The Aleksiches settled the suit with Remington in 1995. The settlement and many accompanying documents were sealed.
The documents were unsealed last year by U.S. District Judge Richard Cebull of Billings, in response to a petition filed by Barber.
Within those documents are company memos, internal reports and other items produced in connection with the Butte lawsuit that show Remington was well aware of problems with the Remington 700’s fire-control and trigger mechanism, Barber said.
For example, company gun examination reports from the 1970s showed that Model 700 rifles had fired when the safety is released when small metal shavings had “reduced the engagement to a dangerous level” on the trigger mechanism.
The company also had “gallery reports” on new rifles that had fired unintentionally in the manufacturing plant, in the hands of Remington’s own employees, the records showed.
The fraud, Barber alleged, was committed by Remington when it denied existence of these documents and did not produce them in pre-1995 lawsuits against the company, despite orders by courts to do so.
Barber also said Remington has defrauded the public by refusing to acknowledge defects in the rifle. He acquired an email from December 2005 in which Remington responded to a man whose daughter was injured by a Model 700 rifle that fired unintentionally, and said it was “not aware of the issue you experienced in the Model 700.”
“What they told that man was wrong,” Barber said. “And it endangers his life. They gave him false information and a false sense of security that the rifle was safe.”
Barber has said for years that Remington should recall the rifles with the defective fire-control mechanisms or, at the very least, warn the public about its potential danger of firing without the trigger being pulled.

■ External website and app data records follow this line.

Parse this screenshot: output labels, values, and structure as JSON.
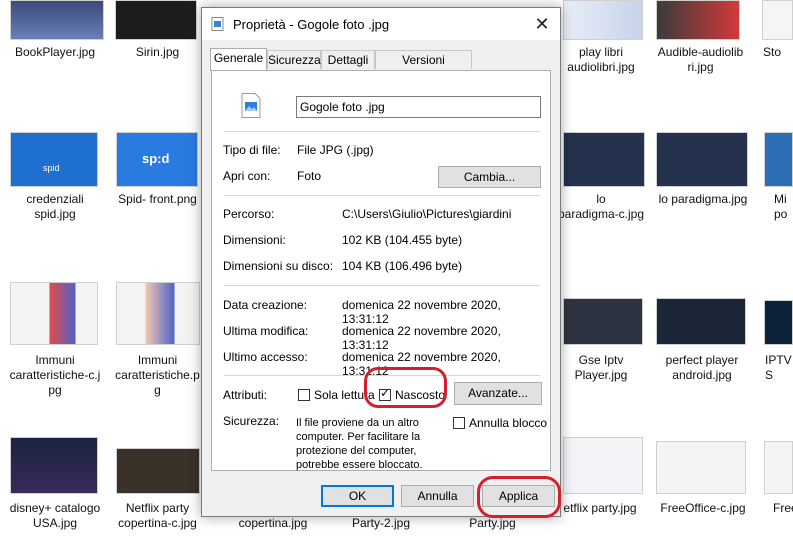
{
  "desktop": {
    "files": [
      {
        "label": "BookPlayer.jpg"
      },
      {
        "label": "Sirin.jpg"
      },
      {
        "label": "play libri\naudiolibri.jpg"
      },
      {
        "label": "Audible-audiolib\nri.jpg"
      },
      {
        "label": "Sto"
      },
      {
        "label": "credenziali\nspid.jpg"
      },
      {
        "label": "Spid- front.png"
      },
      {
        "label": "lo\nparadigma-c.jpg"
      },
      {
        "label": "lo paradigma.jpg"
      },
      {
        "label": "Mi\npo"
      },
      {
        "label": "Immuni\ncaratteristiche-c.j\npg"
      },
      {
        "label": "Immuni\ncaratteristiche.p\ng"
      },
      {
        "label": "Gse Iptv\nPlayer.jpg"
      },
      {
        "label": "perfect player\nandroid.jpg"
      },
      {
        "label": "IPTV S"
      },
      {
        "label": "disney+ catalogo\nUSA.jpg"
      },
      {
        "label": "Netflix party\ncopertina-c.jpg"
      },
      {
        "label": "copertina.jpg"
      },
      {
        "label": "Party-2.jpg"
      },
      {
        "label": "Party.jpg"
      },
      {
        "label": "etflix party.jpg"
      },
      {
        "label": "FreeOffice-c.jpg"
      },
      {
        "label": "Free"
      }
    ],
    "thumb_labels": {
      "spid_text": "spid",
      "spid_front_text": "sp:d"
    }
  },
  "dialog": {
    "title": "Proprietà - Gogole foto .jpg",
    "close": "✕",
    "tabs": [
      "Generale",
      "Sicurezza",
      "Dettagli",
      "Versioni precedenti"
    ],
    "filename": "Gogole foto .jpg",
    "type_label": "Tipo di file:",
    "type_value": "File JPG (.jpg)",
    "open_label": "Apri con:",
    "open_value": "Foto",
    "change_button": "Cambia...",
    "path_label": "Percorso:",
    "path_value": "C:\\Users\\Giulio\\Pictures\\giardini",
    "size_label": "Dimensioni:",
    "size_value": "102 KB (104.455 byte)",
    "disk_label": "Dimensioni su disco:",
    "disk_value": "104 KB (106.496 byte)",
    "created_label": "Data creazione:",
    "created_value": "domenica 22 novembre 2020, 13:31:12",
    "modified_label": "Ultima modifica:",
    "modified_value": "domenica 22 novembre 2020, 13:31:12",
    "accessed_label": "Ultimo accesso:",
    "accessed_value": "domenica 22 novembre 2020, 13:31:12",
    "attr_label": "Attributi:",
    "readonly_label": "Sola lettura",
    "readonly_checked": false,
    "hidden_label": "Nascosto",
    "hidden_checked": true,
    "advanced_button": "Avanzate...",
    "security_label": "Sicurezza:",
    "security_text": "Il file proviene da un altro\ncomputer. Per facilitare la\nprotezione del computer,\npotrebbe essere bloccato.",
    "unblock_label": "Annulla blocco",
    "unblock_checked": false,
    "ok_button": "OK",
    "cancel_button": "Annulla",
    "apply_button": "Applica",
    "highlight_color": "#d4202a",
    "accent_color": "#0078d7"
  }
}
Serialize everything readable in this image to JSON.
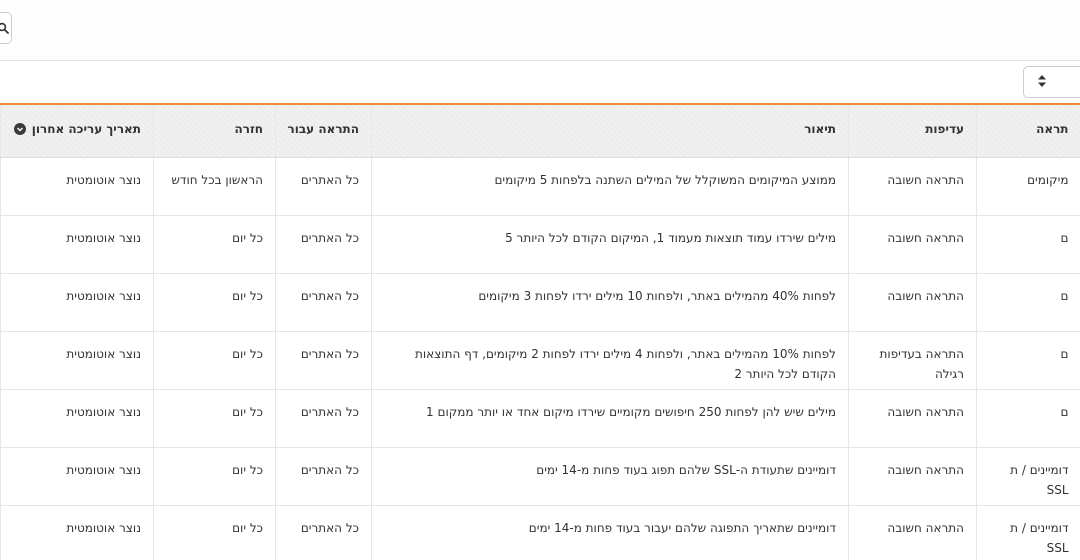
{
  "table": {
    "headers": {
      "type": "תראה",
      "priority": "עדיפות",
      "description": "תיאור",
      "alert_for": "התראה עבור",
      "recurrence": "חזרה",
      "last_edited": "תאריך עריכה אחרון"
    },
    "rows": [
      {
        "type": "מיקומים",
        "priority": "התראה חשובה",
        "description": "ממוצע המיקומים המשוקלל של המילים השתנה בלפחות 5 מיקומים",
        "alert_for": "כל האתרים",
        "recurrence": "הראשון בכל חודש",
        "last_edited": "נוצר אוטומטית"
      },
      {
        "type": "ם",
        "priority": "התראה חשובה",
        "description": "מילים שירדו עמוד תוצאות מעמוד 1, המיקום הקודם לכל היותר 5",
        "alert_for": "כל האתרים",
        "recurrence": "כל יום",
        "last_edited": "נוצר אוטומטית"
      },
      {
        "type": "ם",
        "priority": "התראה חשובה",
        "description": "לפחות 40% מהמילים באתר, ולפחות 10 מילים ירדו לפחות 3 מיקומים",
        "alert_for": "כל האתרים",
        "recurrence": "כל יום",
        "last_edited": "נוצר אוטומטית"
      },
      {
        "type": "ם",
        "priority": "התראה בעדיפות רגילה",
        "description": "לפחות 10% מהמילים באתר, ולפחות 4 מילים ירדו לפחות 2 מיקומים, דף התוצאות הקודם לכל היותר 2",
        "alert_for": "כל האתרים",
        "recurrence": "כל יום",
        "last_edited": "נוצר אוטומטית"
      },
      {
        "type": "ם",
        "priority": "התראה חשובה",
        "description": "מילים שיש להן לפחות 250 חיפושים מקומיים שירדו מיקום אחד או יותר ממקום 1",
        "alert_for": "כל האתרים",
        "recurrence": "כל יום",
        "last_edited": "נוצר אוטומטית"
      },
      {
        "type": "דומיינים / ת SSL",
        "priority": "התראה חשובה",
        "description": "דומיינים שתעודת ה-SSL שלהם תפוג בעוד פחות מ-14 ימים",
        "alert_for": "כל האתרים",
        "recurrence": "כל יום",
        "last_edited": "נוצר אוטומטית"
      },
      {
        "type": "דומיינים / ת SSL",
        "priority": "התראה חשובה",
        "description": "דומיינים שתאריך התפוגה שלהם יעבור בעוד פחות מ-14 ימים",
        "alert_for": "כל האתרים",
        "recurrence": "כל יום",
        "last_edited": "נוצר אוטומטית"
      }
    ]
  },
  "icons": {
    "search": "search-icon",
    "sort": "sort-arrows-icon",
    "header_sort": "chevron-down-circle-icon"
  },
  "colors": {
    "header_accent": "#f0883e"
  }
}
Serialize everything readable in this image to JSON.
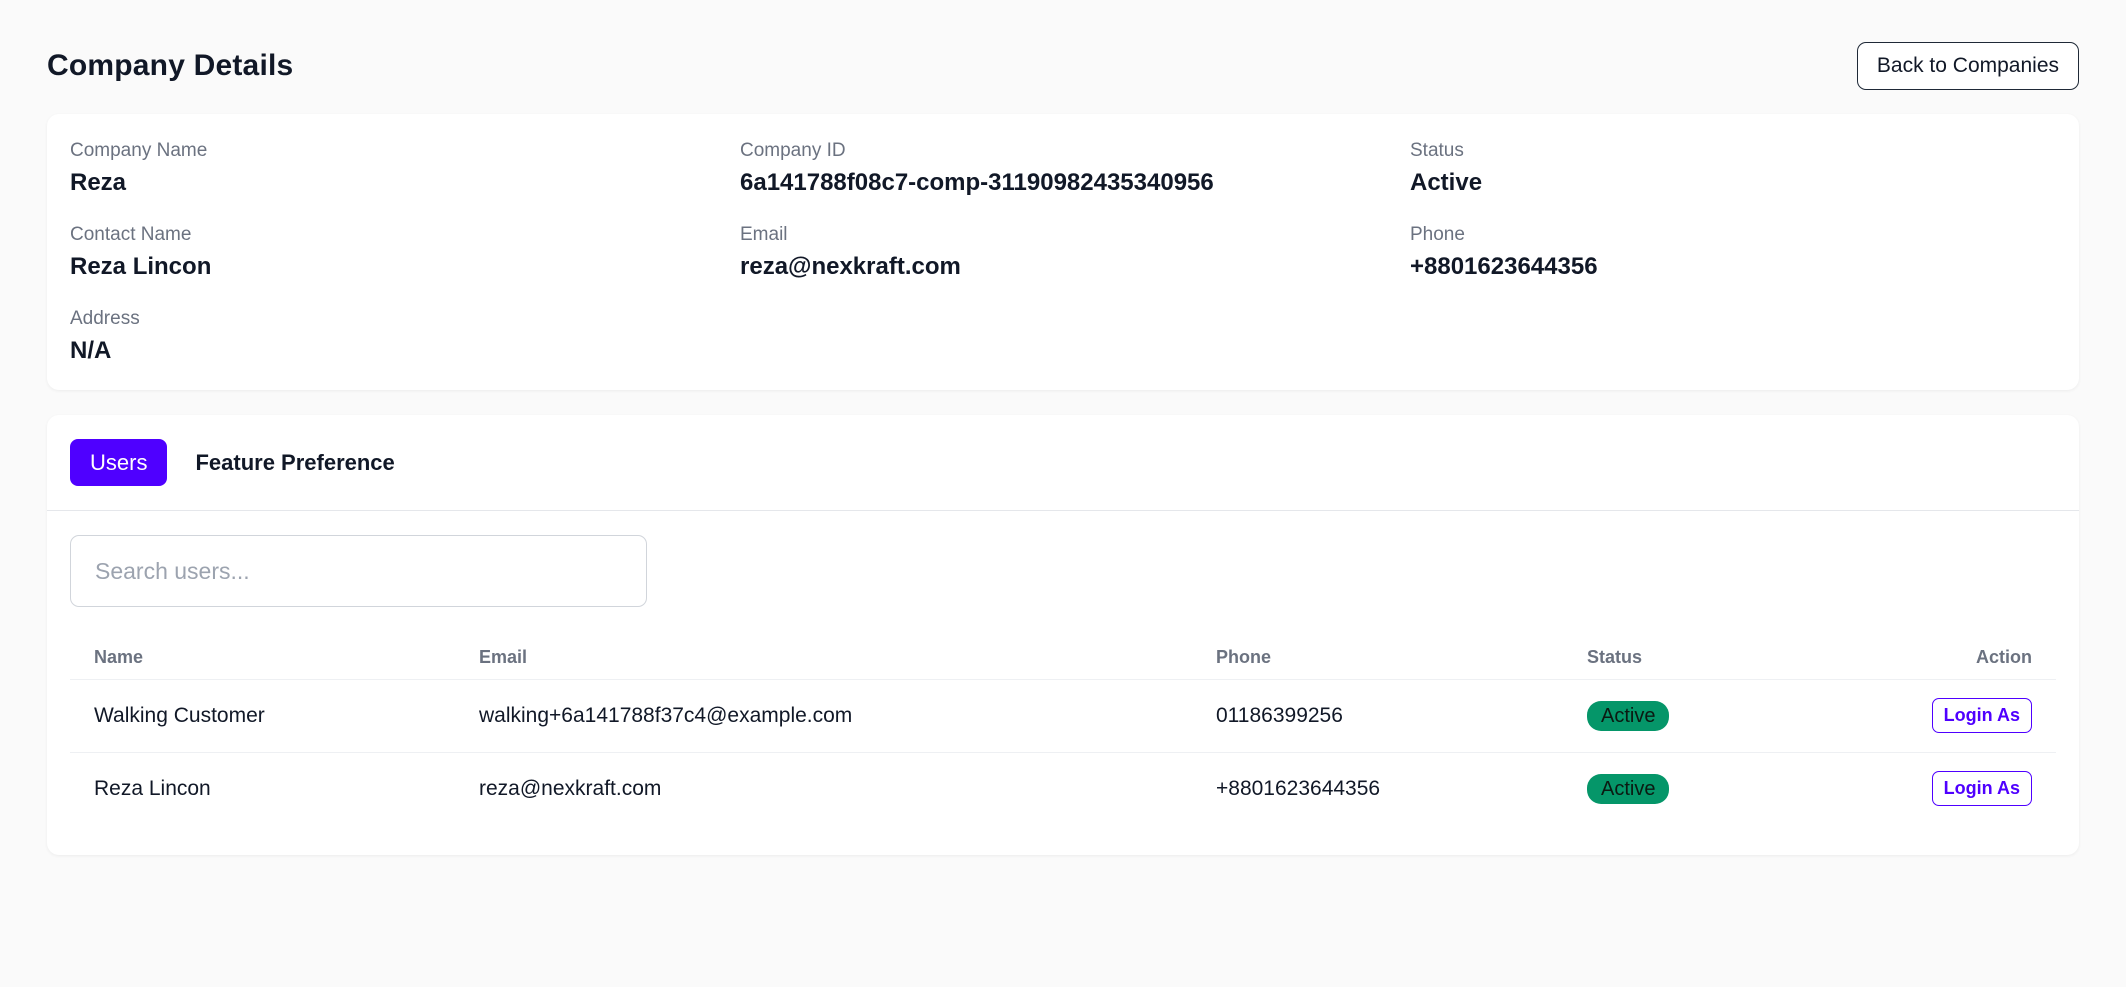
{
  "header": {
    "title": "Company Details",
    "back_label": "Back to Companies"
  },
  "details": {
    "company_name": {
      "label": "Company Name",
      "value": "Reza"
    },
    "company_id": {
      "label": "Company ID",
      "value": "6a141788f08c7-comp-31190982435340956"
    },
    "status": {
      "label": "Status",
      "value": "Active"
    },
    "contact_name": {
      "label": "Contact Name",
      "value": "Reza Lincon"
    },
    "email": {
      "label": "Email",
      "value": "reza@nexkraft.com"
    },
    "phone": {
      "label": "Phone",
      "value": "+8801623644356"
    },
    "address": {
      "label": "Address",
      "value": "N/A"
    }
  },
  "tabs": [
    {
      "label": "Users",
      "active": true
    },
    {
      "label": "Feature Preference",
      "active": false
    }
  ],
  "search": {
    "placeholder": "Search users...",
    "value": ""
  },
  "users_table": {
    "columns": {
      "name": "Name",
      "email": "Email",
      "phone": "Phone",
      "status": "Status",
      "action": "Action"
    },
    "rows": [
      {
        "name": "Walking Customer",
        "email": "walking+6a141788f37c4@example.com",
        "phone": "01186399256",
        "status": "Active",
        "action": "Login As"
      },
      {
        "name": "Reza Lincon",
        "email": "reza@nexkraft.com",
        "phone": "+8801623644356",
        "status": "Active",
        "action": "Login As"
      }
    ]
  },
  "colors": {
    "accent": "#4f00ff",
    "status_active": "#059669",
    "background": "#fafafa"
  }
}
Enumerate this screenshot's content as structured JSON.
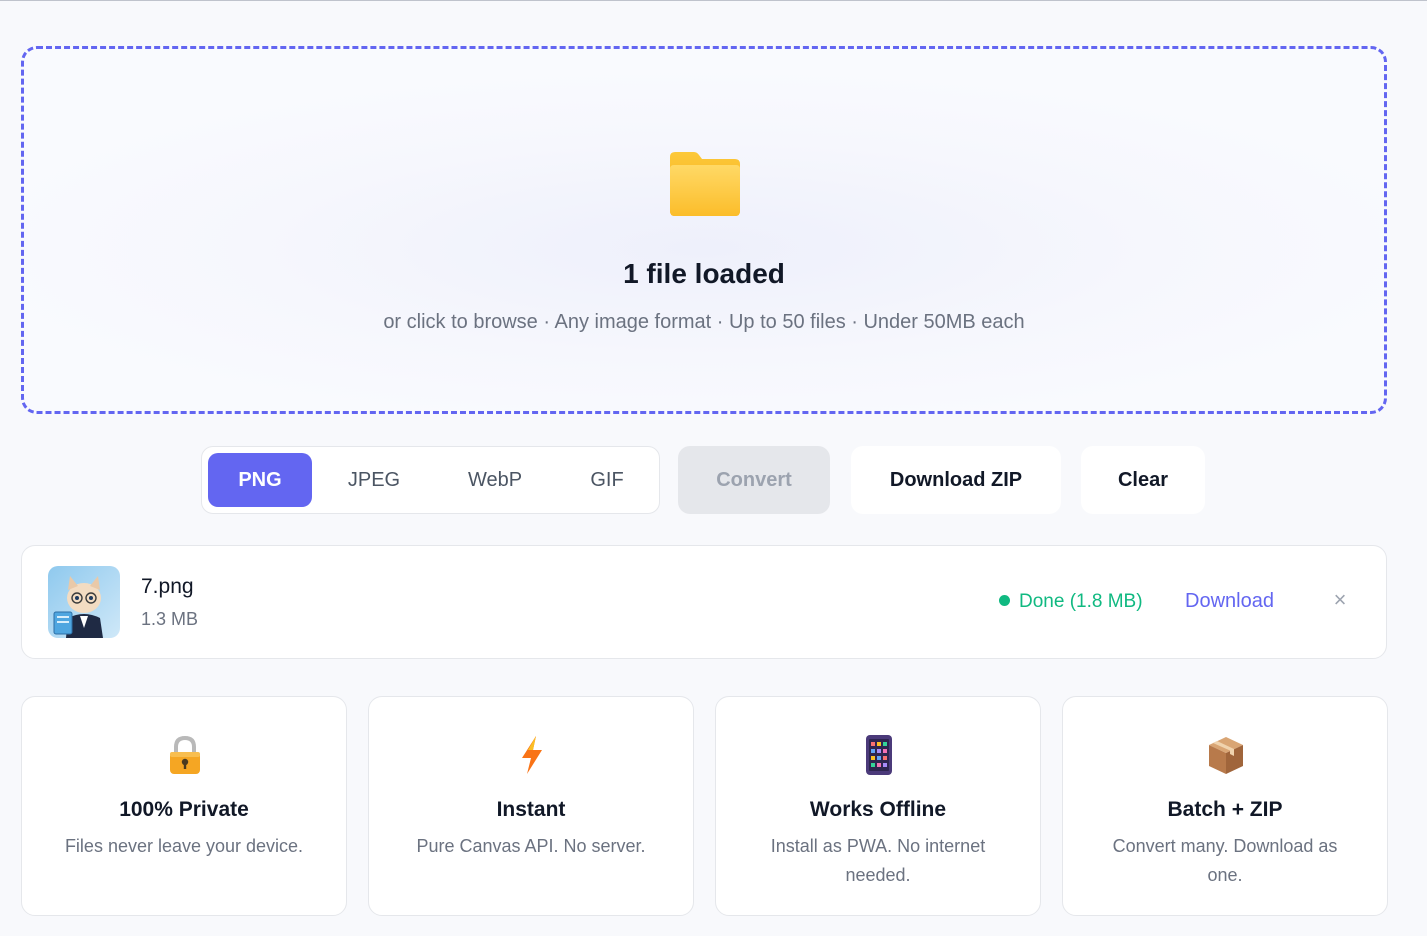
{
  "dropzone": {
    "title": "1 file loaded",
    "subtitle": "or click to browse · Any image format · Up to 50 files · Under 50MB each",
    "icon": "folder-icon"
  },
  "formats": {
    "selected": "PNG",
    "options": [
      "PNG",
      "JPEG",
      "WebP",
      "GIF"
    ]
  },
  "actions": {
    "convert_label": "Convert",
    "download_zip_label": "Download ZIP",
    "clear_label": "Clear"
  },
  "files": [
    {
      "name": "7.png",
      "size": "1.3 MB",
      "status": "Done (1.8 MB)",
      "download_label": "Download",
      "remove_label": "×"
    }
  ],
  "features": [
    {
      "icon": "lock-icon",
      "title": "100% Private",
      "description": "Files never leave your device."
    },
    {
      "icon": "lightning-icon",
      "title": "Instant",
      "description": "Pure Canvas API. No server."
    },
    {
      "icon": "mobile-phone-icon",
      "title": "Works Offline",
      "description": "Install as PWA. No internet needed."
    },
    {
      "icon": "package-icon",
      "title": "Batch + ZIP",
      "description": "Convert many. Download as one."
    }
  ],
  "colors": {
    "accent": "#6366f1",
    "success": "#10b981",
    "text_muted": "#6b7280"
  }
}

Since the company has shown no inclination to do either, he said it’s time Remington was held accountable for what Barber sees as criminal deception that has killed and maimed many people — and will harm many more.
“There is a tremendous body of evidence that shows what they knew, when they knew it and what they did or didn’t do with that body of knowledge,” Barber said. “Anyone who relies on (Remington’s bad) information, it will lead to more injuries and death. I believe that’s criminal, not to mention unethical and immoral.”